A day later, on December 22, the same newspaper headline read: Government Detains Troops it Sent Because it No Longer Believes Military Aid Is Appropriate. Although a couple of days later, everything returned to relative calm, the correspondent explained that he and “the main residents” of Las Juntas believed that the government should have “a good police guard permanently to avoid this kind of bloody scandals, even if they aren’t as serious as yesterday’s, they are frequent in these remote areas.”
A week after the massacre in the mountainous sector of Abangares, La Prensa Libre and La Información published the news that 22 black people arrived at the Presidential House, fleeing from “persecution from white people” to ask the government for protection and tell about what happened.
The reporter interviewed several of the Jamaicans. “The white people have killed about eight blacks, that is known of, since many have disappeared and they suspect that they were killed in the mountains,” said one of them.
On December 29, La Información responded to a letter sent from Limón reproaching that the English consul, Mr. Cox, had not done anything to solve the situation of the Jamaicans, since that island was still a colony of the United Kingdom.
The newspaper responded in defense of the consul, affirming that he was looking for employment for the Jamaicans. The workers, on the other hand, wanted to return to the mines and although Mr. Cox considered it a bad idea, he affirmed that it was “the government’s obligation to offer them every guarantee for their lives and interests.”
The same article from La Información stated that “before convenience and interests comes the peace of the town and this is surely what the Chiefs of the Abangares Mines have thought, who for the moment are not willing to admit people of color to work to avoid new collisions between blacks and whites. And those gentlemen think well.”
This story was put together with pieces of other stories: newspaper articles, university publications, chronicles, memoirs and interviews:
- Graves and Chimeras, Miguel Salguero 1972
- The Abangares Mines, History of a Double Exploitation
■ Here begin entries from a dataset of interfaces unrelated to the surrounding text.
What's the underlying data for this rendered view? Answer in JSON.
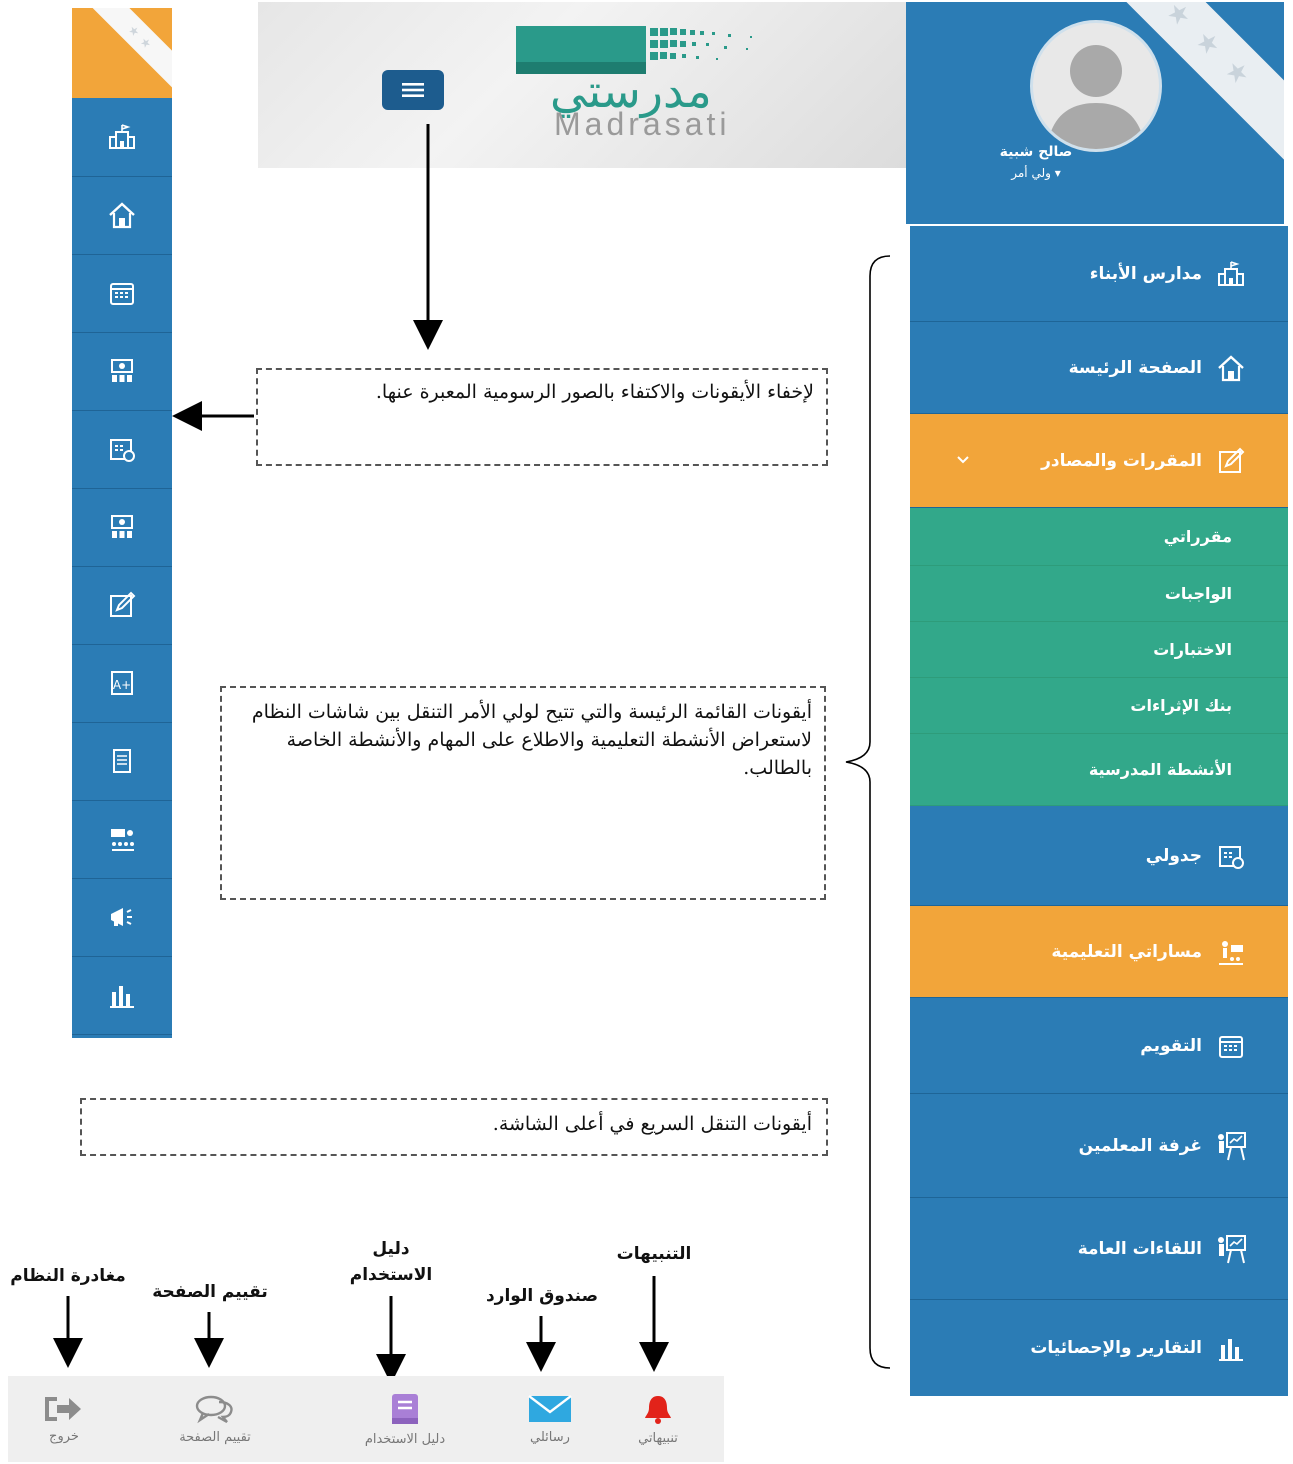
{
  "banner": {
    "logo_arabic": "مدرستي",
    "logo_latin": "Madrasati"
  },
  "profile": {
    "user_name": "صالح شبية",
    "role": "ولي أمر ▾"
  },
  "sidebar": {
    "items": [
      {
        "label": "مدارس الأبناء",
        "icon": "school-icon"
      },
      {
        "label": "الصفحة الرئيسة",
        "icon": "home-icon"
      },
      {
        "label": "المقررات والمصادر",
        "icon": "edit-icon"
      },
      {
        "label": "جدولي",
        "icon": "schedule-icon"
      },
      {
        "label": "مساراتي التعليمية",
        "icon": "learning-path-icon"
      },
      {
        "label": "التقويم",
        "icon": "calendar-icon"
      },
      {
        "label": "غرفة المعلمين",
        "icon": "teacher-board-icon"
      },
      {
        "label": "اللقاءات العامة",
        "icon": "meeting-board-icon"
      },
      {
        "label": "التقارير والإحصائيات",
        "icon": "bar-chart-icon"
      }
    ],
    "submenu": [
      "مقرراتي",
      "الواجبات",
      "الاختبارات",
      "بنك الإثراءات",
      "الأنشطة المدرسية"
    ],
    "expand_icon": "chevron-down-icon"
  },
  "annotations": {
    "hide_icons": "لإخفاء الأيقونات والاكتفاء بالصور الرسومية المعبرة عنها.",
    "main_menu": "أيقونات القائمة الرئيسة والتي تتيح لولي الأمر التنقل بين شاشات النظام لاستعراض الأنشطة التعليمية والاطلاع على المهام والأنشطة الخاصة بالطالب.",
    "quick_nav": "أيقونات التنقل السريع في أعلى الشاشة.",
    "labels": {
      "logout": "مغادرة النظام",
      "rate": "تقييم الصفحة",
      "guide": "دليل الاستخدام",
      "inbox": "صندوق الوارد",
      "alerts": "التنبيهات"
    }
  },
  "toolbar": {
    "logout": "خروج",
    "rate": "تقييم الصفحة",
    "guide": "دليل الاستخدام",
    "messages": "رسائلي",
    "alerts": "تنبيهاتي"
  },
  "colors": {
    "sidebar_blue": "#2b7cb5",
    "active_orange": "#f2a53a",
    "submenu_green": "#32a88a",
    "brand_teal": "#2a9a8a",
    "alert_red": "#e2231a",
    "mail_blue": "#2fa8e0",
    "guide_purple": "#a97fd6"
  }
}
- La Información newspaper, 1911
- The Gold War. Anthony Castillo
- The Gold Thread. José Gamboa
- The Mine Express. Ofelia Gamboa
- Interviews with: Santiago Porras and Elieth Montoya.
- Avancari. Santiago Porras.